WASHINGTON (Reuters) – The United States on Tuesday slammed Turkey’s renewed push to send a vessel to carry out seismic surveys in the eastern Mediterranean, accusing Ankara of unilaterally stoking tensions and “deliberately” complicating the resumption of talks with Greece.
“The United States deplores Turkey’s October 11 announcement of renewed Turkish survey activity in areas over which Greece asserts jurisdiction in the eastern Mediterranean,” State Department spokeswoman Morgan Ortagus said in a statement while urging Ankara to cease its survey activities.
“Coercion, threats, intimidation, and military activity will not resolve tensions in the eastern Mediterranean. We urge Turkey to end this calculated provocation and immediately begin exploratory talks with Greece,” she said.
Tensions in the eastern Mediterranean have risen over claims and counter claims pitting Turkey against Greece and Cyprus to maritime areas thought to be rich in natural gas. Both Turkey and Greece are NATO allies.
Turkish foreign ministry spokesman Hami Aksoy said it was Greece, not Turkey, that was escalating tensions in the Aegean and the Mediterranean Sea.
On Monday, Turkish ship Oruc Reis set sail to carry out seismic surveys in the eastern Mediterranean, prompting Greece to issue a furious new demand for European Union sanctions on Ankara in a row over offshore exploration rights.

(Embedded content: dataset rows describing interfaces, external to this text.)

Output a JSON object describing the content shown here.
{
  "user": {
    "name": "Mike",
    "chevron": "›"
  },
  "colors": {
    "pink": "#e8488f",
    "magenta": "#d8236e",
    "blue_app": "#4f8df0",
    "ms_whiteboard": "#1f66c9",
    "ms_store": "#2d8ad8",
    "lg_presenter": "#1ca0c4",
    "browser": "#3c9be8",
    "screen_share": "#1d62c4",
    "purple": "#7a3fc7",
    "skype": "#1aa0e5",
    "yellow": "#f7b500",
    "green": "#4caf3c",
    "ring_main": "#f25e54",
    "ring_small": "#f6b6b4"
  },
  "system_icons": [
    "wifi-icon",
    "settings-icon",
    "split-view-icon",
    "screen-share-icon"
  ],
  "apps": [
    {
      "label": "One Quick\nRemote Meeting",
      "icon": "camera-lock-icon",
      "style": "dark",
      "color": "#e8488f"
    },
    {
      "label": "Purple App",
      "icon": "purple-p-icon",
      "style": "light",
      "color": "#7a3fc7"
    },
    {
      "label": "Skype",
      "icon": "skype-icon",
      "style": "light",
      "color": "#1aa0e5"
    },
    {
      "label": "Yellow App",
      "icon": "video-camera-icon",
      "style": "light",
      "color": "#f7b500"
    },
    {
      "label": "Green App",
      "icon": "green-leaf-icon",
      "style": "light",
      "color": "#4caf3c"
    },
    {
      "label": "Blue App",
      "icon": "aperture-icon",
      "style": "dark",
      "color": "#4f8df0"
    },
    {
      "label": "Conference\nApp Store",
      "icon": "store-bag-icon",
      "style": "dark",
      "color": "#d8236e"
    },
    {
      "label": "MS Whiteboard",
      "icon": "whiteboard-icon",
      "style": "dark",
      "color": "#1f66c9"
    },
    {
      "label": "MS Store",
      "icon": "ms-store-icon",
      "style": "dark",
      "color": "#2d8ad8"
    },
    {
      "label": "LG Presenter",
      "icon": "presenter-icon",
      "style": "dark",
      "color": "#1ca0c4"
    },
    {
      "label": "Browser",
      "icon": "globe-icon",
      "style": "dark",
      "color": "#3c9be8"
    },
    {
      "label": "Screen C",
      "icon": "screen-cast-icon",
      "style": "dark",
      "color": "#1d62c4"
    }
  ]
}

Both Germany and France expressed their concern after Oruc Reis began its voyage. Greece’s foreign ministry described the move as a “major escalation” and a “direct threat to peace in the region.”
The Oruc Reis intends to carry out work south of the Greek island of Kastellorizo, which is close to Turkey’s coast.
Last month U.S. Secretary of State Mike Pompeo visited Cyprus and Greece, including the island of Crete in the eastern Mediterranean, as Washington lifted a 33-year arms embargo on Cyprus, deepening its security cooperation with Nicosia. The move prompted an angry response from Turkey at the time.
Reporting by Humeyra Pamuk and Doina Chiacu; Editing by Marguerita Choy and Steve Orlofsky